**TASK GOAL**
Using the records below, copy every line that holds the string "header".

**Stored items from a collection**

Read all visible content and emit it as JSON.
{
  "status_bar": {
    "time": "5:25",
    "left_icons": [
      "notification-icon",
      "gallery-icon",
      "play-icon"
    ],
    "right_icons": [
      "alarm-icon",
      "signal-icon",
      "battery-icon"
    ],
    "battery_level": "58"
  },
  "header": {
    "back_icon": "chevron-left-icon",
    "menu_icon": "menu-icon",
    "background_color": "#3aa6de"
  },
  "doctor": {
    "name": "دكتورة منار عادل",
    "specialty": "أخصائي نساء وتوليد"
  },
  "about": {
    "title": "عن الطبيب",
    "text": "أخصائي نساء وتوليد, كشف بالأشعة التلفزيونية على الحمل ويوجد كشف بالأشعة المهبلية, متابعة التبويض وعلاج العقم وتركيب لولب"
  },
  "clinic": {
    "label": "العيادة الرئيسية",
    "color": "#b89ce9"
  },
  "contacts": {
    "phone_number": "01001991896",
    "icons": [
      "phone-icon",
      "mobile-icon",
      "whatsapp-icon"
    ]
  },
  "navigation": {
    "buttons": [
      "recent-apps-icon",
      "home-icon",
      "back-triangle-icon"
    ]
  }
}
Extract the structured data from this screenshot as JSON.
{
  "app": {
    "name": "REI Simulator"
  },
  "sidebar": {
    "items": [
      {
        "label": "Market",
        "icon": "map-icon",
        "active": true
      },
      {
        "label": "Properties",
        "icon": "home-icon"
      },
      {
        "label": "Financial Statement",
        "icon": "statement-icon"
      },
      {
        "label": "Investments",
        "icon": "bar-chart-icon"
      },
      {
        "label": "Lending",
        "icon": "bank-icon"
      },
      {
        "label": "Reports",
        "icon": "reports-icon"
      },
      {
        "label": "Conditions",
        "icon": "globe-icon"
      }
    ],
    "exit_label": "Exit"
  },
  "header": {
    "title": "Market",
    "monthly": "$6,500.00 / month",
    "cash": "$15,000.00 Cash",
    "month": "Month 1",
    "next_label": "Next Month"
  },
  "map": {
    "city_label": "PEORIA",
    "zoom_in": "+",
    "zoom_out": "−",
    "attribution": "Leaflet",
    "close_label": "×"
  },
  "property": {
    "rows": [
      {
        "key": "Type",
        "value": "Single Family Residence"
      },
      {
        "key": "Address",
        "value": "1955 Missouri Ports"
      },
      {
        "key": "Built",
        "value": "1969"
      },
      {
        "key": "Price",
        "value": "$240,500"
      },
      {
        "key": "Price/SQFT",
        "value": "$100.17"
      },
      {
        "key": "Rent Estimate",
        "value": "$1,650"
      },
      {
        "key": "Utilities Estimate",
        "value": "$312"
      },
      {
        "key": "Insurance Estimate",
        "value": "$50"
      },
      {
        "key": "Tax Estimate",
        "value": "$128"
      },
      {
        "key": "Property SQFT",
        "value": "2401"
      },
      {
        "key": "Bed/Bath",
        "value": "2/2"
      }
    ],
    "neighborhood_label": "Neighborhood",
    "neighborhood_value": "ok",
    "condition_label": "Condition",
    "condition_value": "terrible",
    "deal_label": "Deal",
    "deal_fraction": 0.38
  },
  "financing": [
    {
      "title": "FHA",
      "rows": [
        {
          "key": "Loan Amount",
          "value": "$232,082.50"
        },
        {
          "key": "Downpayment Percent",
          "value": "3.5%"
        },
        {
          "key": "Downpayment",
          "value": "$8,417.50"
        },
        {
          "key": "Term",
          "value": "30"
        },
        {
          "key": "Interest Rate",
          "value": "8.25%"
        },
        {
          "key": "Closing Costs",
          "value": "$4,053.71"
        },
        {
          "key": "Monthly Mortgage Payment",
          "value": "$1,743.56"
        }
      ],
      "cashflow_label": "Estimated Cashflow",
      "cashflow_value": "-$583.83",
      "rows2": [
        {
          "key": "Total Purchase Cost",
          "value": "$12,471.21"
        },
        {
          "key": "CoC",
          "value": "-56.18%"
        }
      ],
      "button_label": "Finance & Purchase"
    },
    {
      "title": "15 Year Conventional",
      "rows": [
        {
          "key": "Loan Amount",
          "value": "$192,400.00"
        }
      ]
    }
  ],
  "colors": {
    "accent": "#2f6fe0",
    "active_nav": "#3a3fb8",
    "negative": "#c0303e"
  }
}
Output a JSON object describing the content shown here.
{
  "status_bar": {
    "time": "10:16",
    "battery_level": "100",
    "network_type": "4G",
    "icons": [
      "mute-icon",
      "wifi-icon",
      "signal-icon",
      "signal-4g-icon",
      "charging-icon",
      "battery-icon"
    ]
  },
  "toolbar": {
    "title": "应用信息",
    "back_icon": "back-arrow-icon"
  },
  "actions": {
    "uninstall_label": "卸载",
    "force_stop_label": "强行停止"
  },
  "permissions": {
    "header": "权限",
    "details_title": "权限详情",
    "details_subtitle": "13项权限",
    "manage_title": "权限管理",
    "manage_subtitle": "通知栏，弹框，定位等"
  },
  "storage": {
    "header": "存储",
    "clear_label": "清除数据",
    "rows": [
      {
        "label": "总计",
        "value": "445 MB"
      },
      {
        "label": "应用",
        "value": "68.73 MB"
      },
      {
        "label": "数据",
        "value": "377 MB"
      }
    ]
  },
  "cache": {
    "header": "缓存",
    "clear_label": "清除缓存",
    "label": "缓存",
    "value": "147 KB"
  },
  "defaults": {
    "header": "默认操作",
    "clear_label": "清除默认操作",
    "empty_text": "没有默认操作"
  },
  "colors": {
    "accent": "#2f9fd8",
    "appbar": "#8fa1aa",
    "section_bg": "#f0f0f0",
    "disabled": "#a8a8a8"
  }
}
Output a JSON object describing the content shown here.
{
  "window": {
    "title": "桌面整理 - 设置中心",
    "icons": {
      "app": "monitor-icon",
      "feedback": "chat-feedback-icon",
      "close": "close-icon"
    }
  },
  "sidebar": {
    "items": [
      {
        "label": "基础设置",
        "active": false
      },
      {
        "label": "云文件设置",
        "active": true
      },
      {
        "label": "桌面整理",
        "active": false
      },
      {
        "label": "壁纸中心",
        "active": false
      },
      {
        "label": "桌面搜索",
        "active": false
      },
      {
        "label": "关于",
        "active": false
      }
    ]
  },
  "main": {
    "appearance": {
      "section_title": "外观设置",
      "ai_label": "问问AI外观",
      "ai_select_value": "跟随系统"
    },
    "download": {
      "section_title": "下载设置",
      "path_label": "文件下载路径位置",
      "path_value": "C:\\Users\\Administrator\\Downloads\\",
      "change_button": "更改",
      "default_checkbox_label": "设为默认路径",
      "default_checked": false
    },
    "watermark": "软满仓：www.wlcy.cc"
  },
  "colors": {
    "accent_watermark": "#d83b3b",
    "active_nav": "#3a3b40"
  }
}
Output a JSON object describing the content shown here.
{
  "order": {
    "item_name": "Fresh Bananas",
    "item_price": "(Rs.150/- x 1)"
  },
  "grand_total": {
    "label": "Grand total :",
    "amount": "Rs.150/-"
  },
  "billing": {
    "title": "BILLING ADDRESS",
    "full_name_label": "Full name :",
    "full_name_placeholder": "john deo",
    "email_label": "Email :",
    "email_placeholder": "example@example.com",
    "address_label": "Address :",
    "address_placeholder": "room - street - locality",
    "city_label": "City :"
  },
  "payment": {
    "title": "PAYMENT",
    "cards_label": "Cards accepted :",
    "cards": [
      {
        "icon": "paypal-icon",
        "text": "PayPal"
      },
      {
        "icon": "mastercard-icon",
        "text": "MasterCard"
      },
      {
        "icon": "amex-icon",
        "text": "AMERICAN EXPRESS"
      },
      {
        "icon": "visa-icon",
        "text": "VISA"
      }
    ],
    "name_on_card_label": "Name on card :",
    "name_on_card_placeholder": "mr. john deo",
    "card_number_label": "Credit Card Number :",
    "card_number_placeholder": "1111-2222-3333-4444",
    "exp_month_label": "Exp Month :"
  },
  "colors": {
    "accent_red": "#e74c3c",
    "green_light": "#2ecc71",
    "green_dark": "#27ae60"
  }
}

**RESPONSE TO THIS TASK**
  "header": {
  "header": {
    "header": "权限",
    "header": "存储",
    "header": "缓存",
    "header": "默认操作",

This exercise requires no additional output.